» TASK BRIEF: Present each line of the entries below that holds the word "Make".

(Items from an interface collection)
____________
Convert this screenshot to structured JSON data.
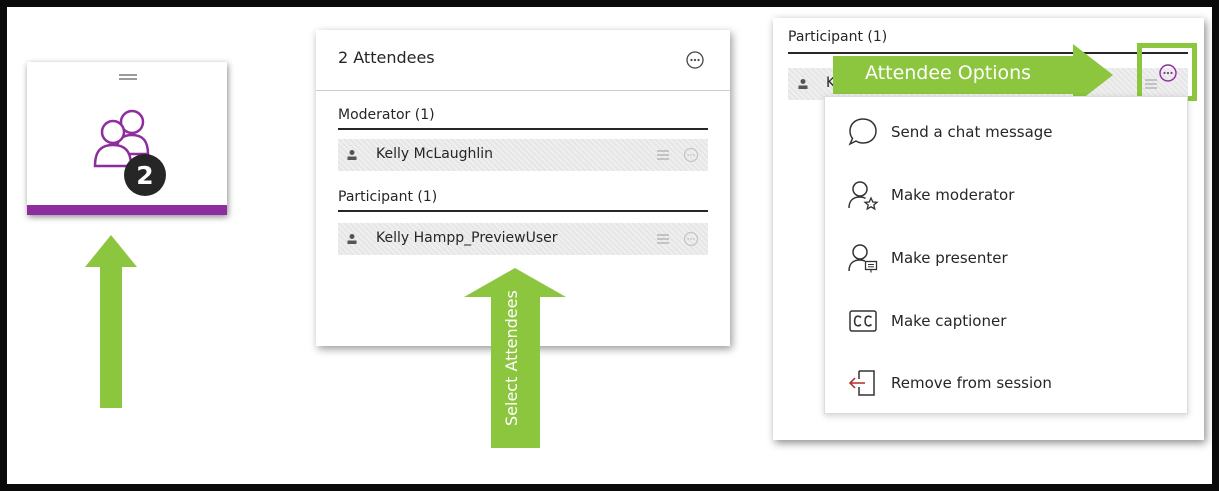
{
  "tile": {
    "badge_count": "2",
    "accent_color": "#8e2d9e"
  },
  "attendees_panel": {
    "title": "2 Attendees",
    "groups": [
      {
        "label": "Moderator (1)",
        "attendees": [
          "Kelly McLaughlin"
        ]
      },
      {
        "label": "Participant (1)",
        "attendees": [
          "Kelly Hampp_PreviewUser"
        ]
      }
    ]
  },
  "annotations": {
    "select_attendees": "Select Attendees",
    "attendee_options": "Attendee Options",
    "arrow_color": "#8cc63f"
  },
  "options_panel": {
    "group_label": "Participant (1)",
    "row_initial": "K",
    "menu": [
      {
        "label": "Send a chat message",
        "icon": "chat-bubble-icon"
      },
      {
        "label": "Make moderator",
        "icon": "person-star-icon"
      },
      {
        "label": "Make presenter",
        "icon": "person-screen-icon"
      },
      {
        "label": "Make captioner",
        "icon": "cc-icon"
      },
      {
        "label": "Remove from session",
        "icon": "exit-arrow-icon"
      }
    ]
  }
}
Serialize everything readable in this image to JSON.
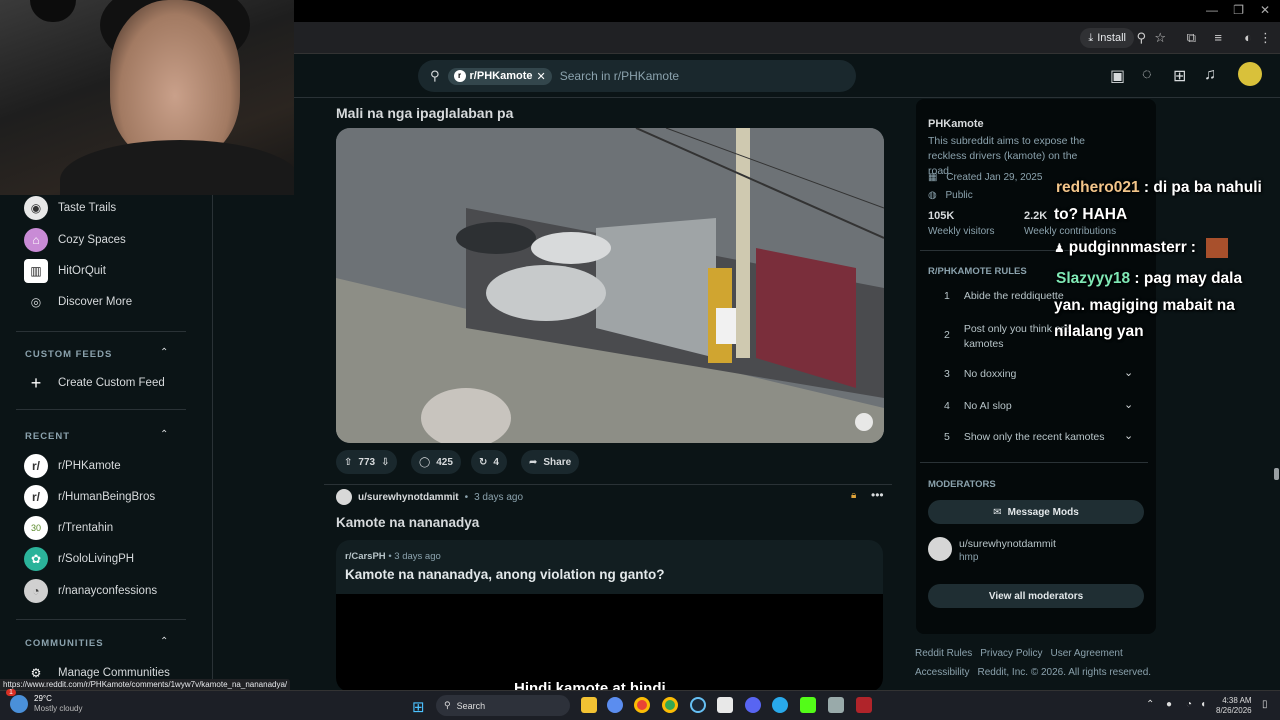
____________
» SOLVED PROBLEM:
        "label": "Make moderator",
        "label": "Make presenter",
        "label": "Make captioner",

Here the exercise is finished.